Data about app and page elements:
----

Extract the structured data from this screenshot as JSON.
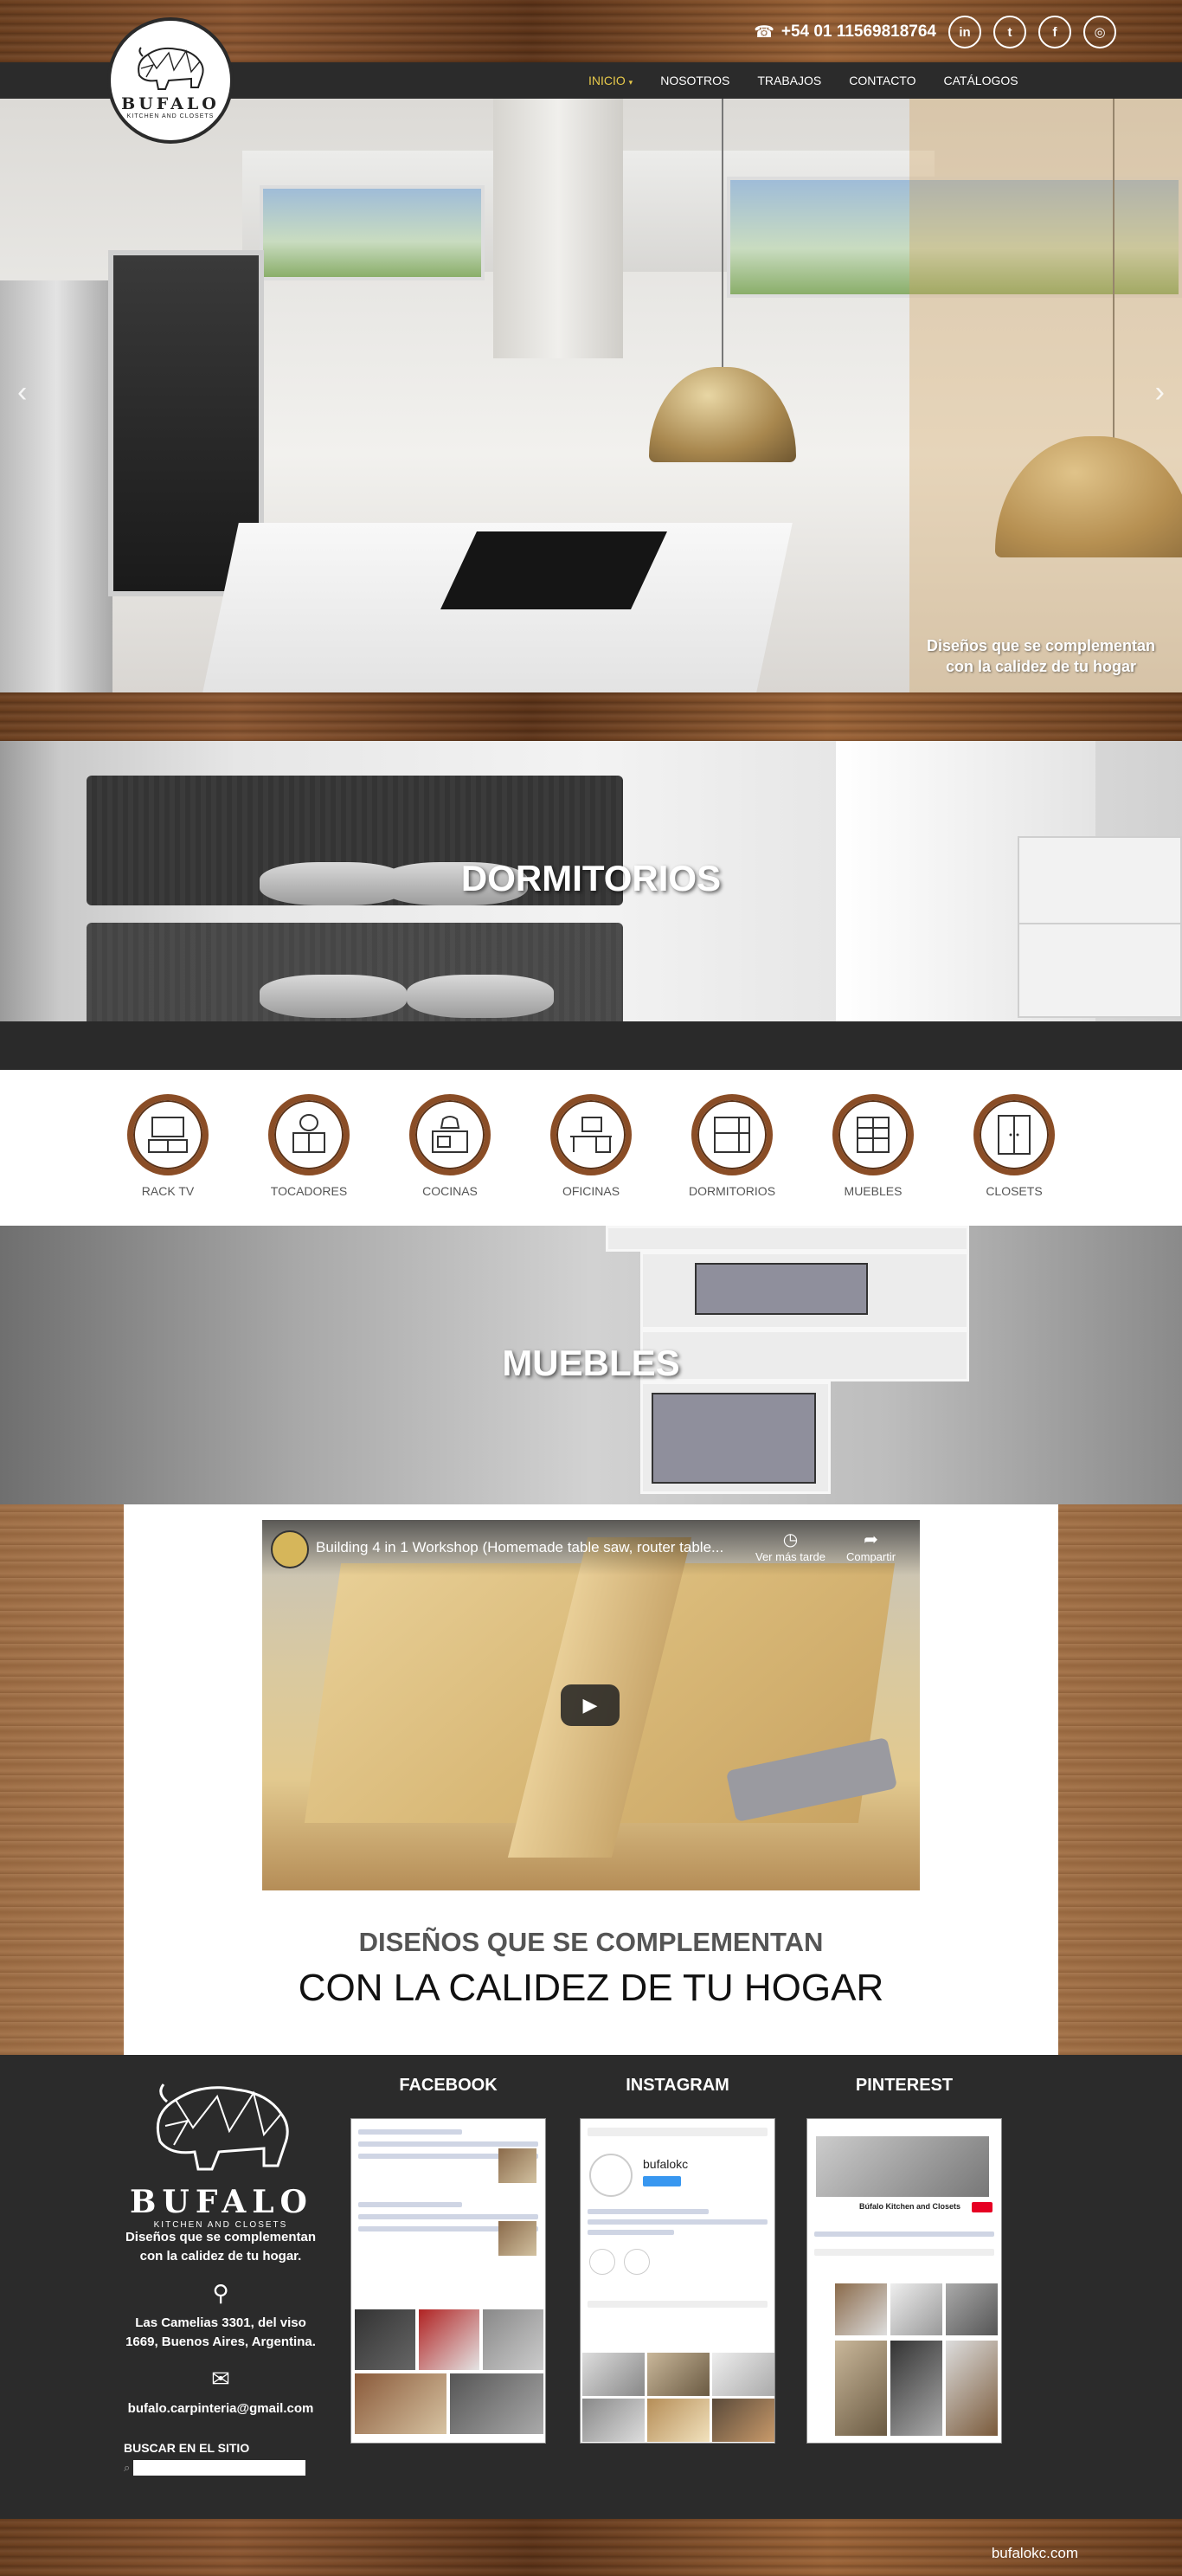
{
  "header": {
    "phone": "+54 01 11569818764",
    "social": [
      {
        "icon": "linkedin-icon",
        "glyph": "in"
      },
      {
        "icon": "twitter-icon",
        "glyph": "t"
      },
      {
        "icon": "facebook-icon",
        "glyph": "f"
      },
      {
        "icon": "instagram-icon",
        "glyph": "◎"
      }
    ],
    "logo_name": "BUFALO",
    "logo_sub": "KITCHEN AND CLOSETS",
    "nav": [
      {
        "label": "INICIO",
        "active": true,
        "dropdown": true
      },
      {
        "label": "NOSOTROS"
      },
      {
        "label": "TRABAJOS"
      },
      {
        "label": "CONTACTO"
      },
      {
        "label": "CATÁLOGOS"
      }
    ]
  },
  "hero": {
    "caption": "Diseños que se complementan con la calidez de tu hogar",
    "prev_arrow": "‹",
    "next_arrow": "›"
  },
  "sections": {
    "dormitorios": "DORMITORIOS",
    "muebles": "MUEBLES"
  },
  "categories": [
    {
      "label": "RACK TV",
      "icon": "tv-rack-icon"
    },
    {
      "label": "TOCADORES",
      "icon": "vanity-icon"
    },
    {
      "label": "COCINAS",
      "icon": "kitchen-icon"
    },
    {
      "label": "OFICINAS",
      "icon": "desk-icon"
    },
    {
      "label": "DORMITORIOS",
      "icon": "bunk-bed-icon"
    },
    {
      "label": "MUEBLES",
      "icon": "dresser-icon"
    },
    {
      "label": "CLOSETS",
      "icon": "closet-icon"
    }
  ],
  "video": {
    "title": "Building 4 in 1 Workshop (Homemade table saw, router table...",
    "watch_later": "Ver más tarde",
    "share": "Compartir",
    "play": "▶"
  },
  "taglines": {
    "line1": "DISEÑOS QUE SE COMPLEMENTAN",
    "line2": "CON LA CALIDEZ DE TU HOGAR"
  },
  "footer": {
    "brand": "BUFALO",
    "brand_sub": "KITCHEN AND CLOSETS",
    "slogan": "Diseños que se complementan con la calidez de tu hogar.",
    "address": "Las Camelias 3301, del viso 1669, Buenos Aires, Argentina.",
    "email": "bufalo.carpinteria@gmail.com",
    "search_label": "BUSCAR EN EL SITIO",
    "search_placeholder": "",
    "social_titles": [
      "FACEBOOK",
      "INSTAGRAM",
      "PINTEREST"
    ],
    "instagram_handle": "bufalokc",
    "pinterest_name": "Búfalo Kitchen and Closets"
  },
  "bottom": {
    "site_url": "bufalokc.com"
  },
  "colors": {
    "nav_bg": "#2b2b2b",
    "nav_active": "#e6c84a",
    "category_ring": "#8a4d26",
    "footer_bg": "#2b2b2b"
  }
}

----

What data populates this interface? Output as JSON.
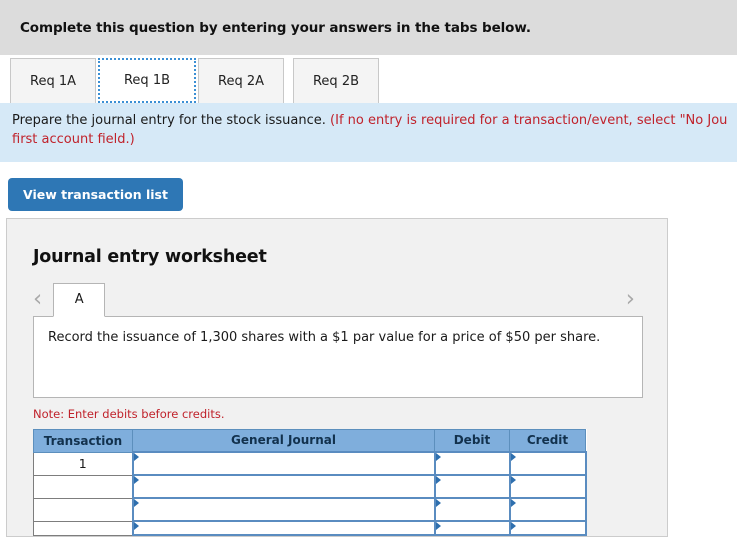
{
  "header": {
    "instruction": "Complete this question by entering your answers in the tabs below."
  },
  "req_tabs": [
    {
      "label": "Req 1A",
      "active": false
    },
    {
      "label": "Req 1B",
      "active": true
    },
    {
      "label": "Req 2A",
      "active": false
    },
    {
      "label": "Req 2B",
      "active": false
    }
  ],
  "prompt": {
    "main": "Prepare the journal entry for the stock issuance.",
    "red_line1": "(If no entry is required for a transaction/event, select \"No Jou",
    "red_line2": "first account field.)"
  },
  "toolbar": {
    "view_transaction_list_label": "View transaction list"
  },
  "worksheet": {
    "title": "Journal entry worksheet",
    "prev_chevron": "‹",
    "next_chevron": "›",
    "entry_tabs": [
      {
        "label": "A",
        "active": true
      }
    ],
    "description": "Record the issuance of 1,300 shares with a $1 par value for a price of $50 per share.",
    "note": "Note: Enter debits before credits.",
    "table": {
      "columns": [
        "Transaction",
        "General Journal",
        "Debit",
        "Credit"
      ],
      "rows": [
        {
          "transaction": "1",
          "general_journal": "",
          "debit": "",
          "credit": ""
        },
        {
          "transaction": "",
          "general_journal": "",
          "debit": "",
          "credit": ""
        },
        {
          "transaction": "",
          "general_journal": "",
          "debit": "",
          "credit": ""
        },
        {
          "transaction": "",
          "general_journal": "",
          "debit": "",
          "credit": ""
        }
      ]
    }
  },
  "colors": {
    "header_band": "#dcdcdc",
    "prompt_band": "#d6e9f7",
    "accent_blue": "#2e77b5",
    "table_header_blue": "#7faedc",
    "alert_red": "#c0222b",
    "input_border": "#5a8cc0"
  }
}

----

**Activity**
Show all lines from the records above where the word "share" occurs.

**Reply to the exercise**
    "share": "Compartir",
    "description": "Record the issuance of 1,300 shares with a $1 par value for a price of $50 per share.",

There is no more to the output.